PROBLEM: Each entry that appears below should be restated word for word.

DATA SUPPLIED:

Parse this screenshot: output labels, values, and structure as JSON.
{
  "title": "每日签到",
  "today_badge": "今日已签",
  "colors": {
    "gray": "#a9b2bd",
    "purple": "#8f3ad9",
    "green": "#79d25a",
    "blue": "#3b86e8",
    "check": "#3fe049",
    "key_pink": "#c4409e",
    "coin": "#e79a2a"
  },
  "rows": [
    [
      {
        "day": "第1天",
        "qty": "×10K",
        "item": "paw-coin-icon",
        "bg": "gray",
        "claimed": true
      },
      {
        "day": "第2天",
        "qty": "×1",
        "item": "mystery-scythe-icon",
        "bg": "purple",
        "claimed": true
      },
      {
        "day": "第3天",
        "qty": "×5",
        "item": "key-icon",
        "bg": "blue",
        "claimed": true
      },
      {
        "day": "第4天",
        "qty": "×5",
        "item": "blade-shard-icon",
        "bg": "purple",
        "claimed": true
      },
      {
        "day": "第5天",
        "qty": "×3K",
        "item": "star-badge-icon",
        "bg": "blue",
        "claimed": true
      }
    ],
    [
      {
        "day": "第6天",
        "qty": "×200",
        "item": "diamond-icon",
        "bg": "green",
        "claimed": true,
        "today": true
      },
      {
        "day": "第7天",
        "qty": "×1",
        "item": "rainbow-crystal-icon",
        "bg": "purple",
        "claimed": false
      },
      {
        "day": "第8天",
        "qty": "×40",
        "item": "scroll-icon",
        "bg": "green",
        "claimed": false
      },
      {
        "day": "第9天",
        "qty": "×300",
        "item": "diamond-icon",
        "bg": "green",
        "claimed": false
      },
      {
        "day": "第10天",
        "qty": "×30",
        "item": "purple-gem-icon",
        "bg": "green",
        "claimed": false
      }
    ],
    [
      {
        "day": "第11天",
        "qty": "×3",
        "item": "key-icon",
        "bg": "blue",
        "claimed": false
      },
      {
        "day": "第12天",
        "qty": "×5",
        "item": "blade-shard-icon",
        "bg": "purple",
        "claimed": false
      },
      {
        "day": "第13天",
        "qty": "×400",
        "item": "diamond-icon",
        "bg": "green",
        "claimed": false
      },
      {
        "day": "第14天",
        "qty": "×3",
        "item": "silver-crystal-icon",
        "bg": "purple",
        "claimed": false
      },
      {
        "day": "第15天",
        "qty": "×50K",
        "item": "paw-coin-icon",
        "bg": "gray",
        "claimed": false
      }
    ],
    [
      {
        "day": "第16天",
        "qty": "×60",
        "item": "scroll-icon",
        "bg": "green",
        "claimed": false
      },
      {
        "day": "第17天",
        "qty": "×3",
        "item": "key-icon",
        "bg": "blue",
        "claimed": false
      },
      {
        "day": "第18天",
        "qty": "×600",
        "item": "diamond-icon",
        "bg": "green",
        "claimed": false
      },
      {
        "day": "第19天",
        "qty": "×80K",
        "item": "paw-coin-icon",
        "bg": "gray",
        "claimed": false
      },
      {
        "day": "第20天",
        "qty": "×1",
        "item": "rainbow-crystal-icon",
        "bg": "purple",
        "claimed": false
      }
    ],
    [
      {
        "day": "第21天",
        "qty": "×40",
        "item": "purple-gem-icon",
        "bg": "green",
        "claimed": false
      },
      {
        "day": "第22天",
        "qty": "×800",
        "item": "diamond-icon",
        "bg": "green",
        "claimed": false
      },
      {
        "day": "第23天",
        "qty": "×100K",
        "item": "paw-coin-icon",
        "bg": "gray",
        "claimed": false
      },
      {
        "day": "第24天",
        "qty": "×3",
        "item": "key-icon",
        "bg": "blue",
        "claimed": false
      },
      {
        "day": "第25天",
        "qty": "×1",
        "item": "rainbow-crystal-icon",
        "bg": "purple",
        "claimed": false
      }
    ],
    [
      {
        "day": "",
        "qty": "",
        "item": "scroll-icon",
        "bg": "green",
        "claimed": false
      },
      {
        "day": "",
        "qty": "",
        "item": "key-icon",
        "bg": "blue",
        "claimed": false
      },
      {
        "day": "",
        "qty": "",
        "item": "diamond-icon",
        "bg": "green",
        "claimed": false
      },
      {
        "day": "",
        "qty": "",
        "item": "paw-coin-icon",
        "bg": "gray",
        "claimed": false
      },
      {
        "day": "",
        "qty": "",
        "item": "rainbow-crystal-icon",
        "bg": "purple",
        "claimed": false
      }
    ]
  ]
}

OUTPUT FOR THIS EXERCISE:
Parse this screenshot: output labels, values, and structure as JSON.
{
  "title": "每日签到",
  "today_badge": "今日已签",
  "colors": {
    "gray": "#a9b2bd",
    "purple": "#8f3ad9",
    "green": "#79d25a",
    "blue": "#3b86e8",
    "check": "#3fe049",
    "key_pink": "#c4409e",
    "coin": "#e79a2a"
  },
  "rows": [
    [
      {
        "day": "第1天",
        "qty": "×10K",
        "item": "paw-coin-icon",
        "bg": "gray",
        "claimed": true
      },
      {
        "day": "第2天",
        "qty": "×1",
        "item": "mystery-scythe-icon",
        "bg": "purple",
        "claimed": true
      },
      {
        "day": "第3天",
        "qty": "×5",
        "item": "key-icon",
        "bg": "blue",
        "claimed": true
      },
      {
        "day": "第4天",
        "qty": "×5",
        "item": "blade-shard-icon",
        "bg": "purple",
        "claimed": true
      },
      {
        "day": "第5天",
        "qty": "×3K",
        "item": "star-badge-icon",
        "bg": "blue",
        "claimed": true
      }
    ],
    [
      {
        "day": "第6天",
        "qty": "×200",
        "item": "diamond-icon",
        "bg": "green",
        "claimed": true,
        "today": true
      },
      {
        "day": "第7天",
        "qty": "×1",
        "item": "rainbow-crystal-icon",
        "bg": "purple",
        "claimed": false
      },
      {
        "day": "第8天",
        "qty": "×40",
        "item": "scroll-icon",
        "bg": "green",
        "claimed": false
      },
      {
        "day": "第9天",
        "qty": "×300",
        "item": "diamond-icon",
        "bg": "green",
        "claimed": false
      },
      {
        "day": "第10天",
        "qty": "×30",
        "item": "purple-gem-icon",
        "bg": "green",
        "claimed": false
      }
    ],
    [
      {
        "day": "第11天",
        "qty": "×3",
        "item": "key-icon",
        "bg": "blue",
        "claimed": false
      },
      {
        "day": "第12天",
        "qty": "×5",
        "item": "blade-shard-icon",
        "bg": "purple",
        "claimed": false
      },
      {
        "day": "第13天",
        "qty": "×400",
        "item": "diamond-icon",
        "bg": "green",
        "claimed": false
      },
      {
        "day": "第14天",
        "qty": "×3",
        "item": "silver-crystal-icon",
        "bg": "purple",
        "claimed": false
      },
      {
        "day": "第15天",
        "qty": "×50K",
        "item": "paw-coin-icon",
        "bg": "gray",
        "claimed": false
      }
    ],
    [
      {
        "day": "第16天",
        "qty": "×60",
        "item": "scroll-icon",
        "bg": "green",
        "claimed": false
      },
      {
        "day": "第17天",
        "qty": "×3",
        "item": "key-icon",
        "bg": "blue",
        "claimed": false
      },
      {
        "day": "第18天",
        "qty": "×600",
        "item": "diamond-icon",
        "bg": "green",
        "claimed": false
      },
      {
        "day": "第19天",
        "qty": "×80K",
        "item": "paw-coin-icon",
        "bg": "gray",
        "claimed": false
      },
      {
        "day": "第20天",
        "qty": "×1",
        "item": "rainbow-crystal-icon",
        "bg": "purple",
        "claimed": false
      }
    ],
    [
      {
        "day": "第21天",
        "qty": "×40",
        "item": "purple-gem-icon",
        "bg": "green",
        "claimed": false
      },
      {
        "day": "第22天",
        "qty": "×800",
        "item": "diamond-icon",
        "bg": "green",
        "claimed": false
      },
      {
        "day": "第23天",
        "qty": "×100K",
        "item": "paw-coin-icon",
        "bg": "gray",
        "claimed": false
      },
      {
        "day": "第24天",
        "qty": "×3",
        "item": "key-icon",
        "bg": "blue",
        "claimed": false
      },
      {
        "day": "第25天",
        "qty": "×1",
        "item": "rainbow-crystal-icon",
        "bg": "purple",
        "claimed": false
      }
    ],
    [
      {
        "day": "",
        "qty": "",
        "item": "scroll-icon",
        "bg": "green",
        "claimed": false
      },
      {
        "day": "",
        "qty": "",
        "item": "key-icon",
        "bg": "blue",
        "claimed": false
      },
      {
        "day": "",
        "qty": "",
        "item": "diamond-icon",
        "bg": "green",
        "claimed": false
      },
      {
        "day": "",
        "qty": "",
        "item": "paw-coin-icon",
        "bg": "gray",
        "claimed": false
      },
      {
        "day": "",
        "qty": "",
        "item": "rainbow-crystal-icon",
        "bg": "purple",
        "claimed": false
      }
    ]
  ]
}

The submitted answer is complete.